• Exercise goal
Write out all of the data again, exactly as it reads.
━━━ Input ━━━
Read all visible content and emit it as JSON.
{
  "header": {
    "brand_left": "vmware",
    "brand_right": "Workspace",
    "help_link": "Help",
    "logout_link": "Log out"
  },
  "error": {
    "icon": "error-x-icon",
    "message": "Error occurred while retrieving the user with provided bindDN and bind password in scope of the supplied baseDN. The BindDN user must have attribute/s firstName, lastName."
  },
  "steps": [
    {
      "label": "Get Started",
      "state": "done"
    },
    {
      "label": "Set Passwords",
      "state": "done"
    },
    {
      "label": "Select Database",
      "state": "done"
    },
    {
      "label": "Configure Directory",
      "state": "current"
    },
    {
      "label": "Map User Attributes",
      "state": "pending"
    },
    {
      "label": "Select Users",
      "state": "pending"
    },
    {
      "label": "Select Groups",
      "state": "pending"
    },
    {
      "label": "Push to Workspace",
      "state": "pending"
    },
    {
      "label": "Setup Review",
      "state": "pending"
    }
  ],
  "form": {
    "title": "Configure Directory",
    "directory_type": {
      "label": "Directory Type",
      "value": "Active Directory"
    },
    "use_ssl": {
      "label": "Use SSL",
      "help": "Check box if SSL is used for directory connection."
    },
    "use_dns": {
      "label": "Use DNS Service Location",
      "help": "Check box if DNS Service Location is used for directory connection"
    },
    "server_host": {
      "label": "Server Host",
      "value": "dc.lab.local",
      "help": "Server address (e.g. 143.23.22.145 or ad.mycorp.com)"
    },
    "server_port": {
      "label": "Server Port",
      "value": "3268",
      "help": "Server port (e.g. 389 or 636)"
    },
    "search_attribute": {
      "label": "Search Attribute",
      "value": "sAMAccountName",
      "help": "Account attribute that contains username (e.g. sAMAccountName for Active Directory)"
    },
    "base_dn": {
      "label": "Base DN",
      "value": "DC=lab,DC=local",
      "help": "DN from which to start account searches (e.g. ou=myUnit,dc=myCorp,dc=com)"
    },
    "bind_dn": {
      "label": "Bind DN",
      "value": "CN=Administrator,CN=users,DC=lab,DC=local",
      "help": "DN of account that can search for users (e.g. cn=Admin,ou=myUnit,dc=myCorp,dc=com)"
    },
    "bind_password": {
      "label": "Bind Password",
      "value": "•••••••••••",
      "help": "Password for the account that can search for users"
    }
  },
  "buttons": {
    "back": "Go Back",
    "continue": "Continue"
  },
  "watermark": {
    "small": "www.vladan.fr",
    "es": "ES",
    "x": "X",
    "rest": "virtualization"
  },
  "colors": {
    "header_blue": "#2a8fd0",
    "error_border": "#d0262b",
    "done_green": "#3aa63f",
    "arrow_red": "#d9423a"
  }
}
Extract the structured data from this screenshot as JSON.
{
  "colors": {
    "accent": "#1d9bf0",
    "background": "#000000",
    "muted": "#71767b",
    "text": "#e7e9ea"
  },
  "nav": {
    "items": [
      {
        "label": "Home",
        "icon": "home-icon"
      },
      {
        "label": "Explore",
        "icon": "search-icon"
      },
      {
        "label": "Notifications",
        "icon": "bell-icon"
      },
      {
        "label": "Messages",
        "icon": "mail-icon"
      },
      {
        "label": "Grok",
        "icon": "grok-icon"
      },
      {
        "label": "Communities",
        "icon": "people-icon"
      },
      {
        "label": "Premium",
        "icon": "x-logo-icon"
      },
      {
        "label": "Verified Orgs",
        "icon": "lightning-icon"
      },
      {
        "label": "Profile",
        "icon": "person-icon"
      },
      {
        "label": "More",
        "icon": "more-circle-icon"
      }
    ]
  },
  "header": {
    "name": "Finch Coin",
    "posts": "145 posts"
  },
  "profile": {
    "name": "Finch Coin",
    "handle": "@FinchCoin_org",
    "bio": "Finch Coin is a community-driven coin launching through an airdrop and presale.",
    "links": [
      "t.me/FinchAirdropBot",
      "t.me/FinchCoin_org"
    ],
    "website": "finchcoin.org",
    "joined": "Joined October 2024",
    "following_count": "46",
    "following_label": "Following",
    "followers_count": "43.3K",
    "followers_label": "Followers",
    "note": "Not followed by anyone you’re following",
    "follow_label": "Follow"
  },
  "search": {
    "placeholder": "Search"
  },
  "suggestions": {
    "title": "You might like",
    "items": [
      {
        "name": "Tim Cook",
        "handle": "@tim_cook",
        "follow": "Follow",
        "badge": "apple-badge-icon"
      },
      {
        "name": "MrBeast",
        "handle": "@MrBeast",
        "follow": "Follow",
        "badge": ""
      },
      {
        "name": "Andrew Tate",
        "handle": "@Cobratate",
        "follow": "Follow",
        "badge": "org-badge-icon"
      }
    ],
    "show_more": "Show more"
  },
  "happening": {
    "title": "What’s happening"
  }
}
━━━
• Written response
Read all visible content and emit it as JSON.
{
  "header": {
    "brand_left": "vmware",
    "brand_right": "Workspace",
    "help_link": "Help",
    "logout_link": "Log out"
  },
  "error": {
    "icon": "error-x-icon",
    "message": "Error occurred while retrieving the user with provided bindDN and bind password in scope of the supplied baseDN. The BindDN user must have attribute/s firstName, lastName."
  },
  "steps": [
    {
      "label": "Get Started",
      "state": "done"
    },
    {
      "label": "Set Passwords",
      "state": "done"
    },
    {
      "label": "Select Database",
      "state": "done"
    },
    {
      "label": "Configure Directory",
      "state": "current"
    },
    {
      "label": "Map User Attributes",
      "state": "pending"
    },
    {
      "label": "Select Users",
      "state": "pending"
    },
    {
      "label": "Select Groups",
      "state": "pending"
    },
    {
      "label": "Push to Workspace",
      "state": "pending"
    },
    {
      "label": "Setup Review",
      "state": "pending"
    }
  ],
  "form": {
    "title": "Configure Directory",
    "directory_type": {
      "label": "Directory Type",
      "value": "Active Directory"
    },
    "use_ssl": {
      "label": "Use SSL",
      "help": "Check box if SSL is used for directory connection."
    },
    "use_dns": {
      "label": "Use DNS Service Location",
      "help": "Check box if DNS Service Location is used for directory connection"
    },
    "server_host": {
      "label": "Server Host",
      "value": "dc.lab.local",
      "help": "Server address (e.g. 143.23.22.145 or ad.mycorp.com)"
    },
    "server_port": {
      "label": "Server Port",
      "value": "3268",
      "help": "Server port (e.g. 389 or 636)"
    },
    "search_attribute": {
      "label": "Search Attribute",
      "value": "sAMAccountName",
      "help": "Account attribute that contains username (e.g. sAMAccountName for Active Directory)"
    },
    "base_dn": {
      "label": "Base DN",
      "value": "DC=lab,DC=local",
      "help": "DN from which to start account searches (e.g. ou=myUnit,dc=myCorp,dc=com)"
    },
    "bind_dn": {
      "label": "Bind DN",
      "value": "CN=Administrator,CN=users,DC=lab,DC=local",
      "help": "DN of account that can search for users (e.g. cn=Admin,ou=myUnit,dc=myCorp,dc=com)"
    },
    "bind_password": {
      "label": "Bind Password",
      "value": "•••••••••••",
      "help": "Password for the account that can search for users"
    }
  },
  "buttons": {
    "back": "Go Back",
    "continue": "Continue"
  },
  "watermark": {
    "small": "www.vladan.fr",
    "es": "ES",
    "x": "X",
    "rest": "virtualization"
  },
  "colors": {
    "header_blue": "#2a8fd0",
    "error_border": "#d0262b",
    "done_green": "#3aa63f",
    "arrow_red": "#d9423a"
  }
}
Extract the structured data from this screenshot as JSON.
{
  "colors": {
    "accent": "#1d9bf0",
    "background": "#000000",
    "muted": "#71767b",
    "text": "#e7e9ea"
  },
  "nav": {
    "items": [
      {
        "label": "Home",
        "icon": "home-icon"
      },
      {
        "label": "Explore",
        "icon": "search-icon"
      },
      {
        "label": "Notifications",
        "icon": "bell-icon"
      },
      {
        "label": "Messages",
        "icon": "mail-icon"
      },
      {
        "label": "Grok",
        "icon": "grok-icon"
      },
      {
        "label": "Communities",
        "icon": "people-icon"
      },
      {
        "label": "Premium",
        "icon": "x-logo-icon"
      },
      {
        "label": "Verified Orgs",
        "icon": "lightning-icon"
      },
      {
        "label": "Profile",
        "icon": "person-icon"
      },
      {
        "label": "More",
        "icon": "more-circle-icon"
      }
    ]
  },
  "header": {
    "name": "Finch Coin",
    "posts": "145 posts"
  },
  "profile": {
    "name": "Finch Coin",
    "handle": "@FinchCoin_org",
    "bio": "Finch Coin is a community-driven coin launching through an airdrop and presale.",
    "links": [
      "t.me/FinchAirdropBot",
      "t.me/FinchCoin_org"
    ],
    "website": "finchcoin.org",
    "joined": "Joined October 2024",
    "following_count": "46",
    "following_label": "Following",
    "followers_count": "43.3K",
    "followers_label": "Followers",
    "note": "Not followed by anyone you’re following",
    "follow_label": "Follow"
  },
  "search": {
    "placeholder": "Search"
  },
  "suggestions": {
    "title": "You might like",
    "items": [
      {
        "name": "Tim Cook",
        "handle": "@tim_cook",
        "follow": "Follow",
        "badge": "apple-badge-icon"
      },
      {
        "name": "MrBeast",
        "handle": "@MrBeast",
        "follow": "Follow",
        "badge": ""
      },
      {
        "name": "Andrew Tate",
        "handle": "@Cobratate",
        "follow": "Follow",
        "badge": "org-badge-icon"
      }
    ],
    "show_more": "Show more"
  },
  "happening": {
    "title": "What’s happening"
  }
}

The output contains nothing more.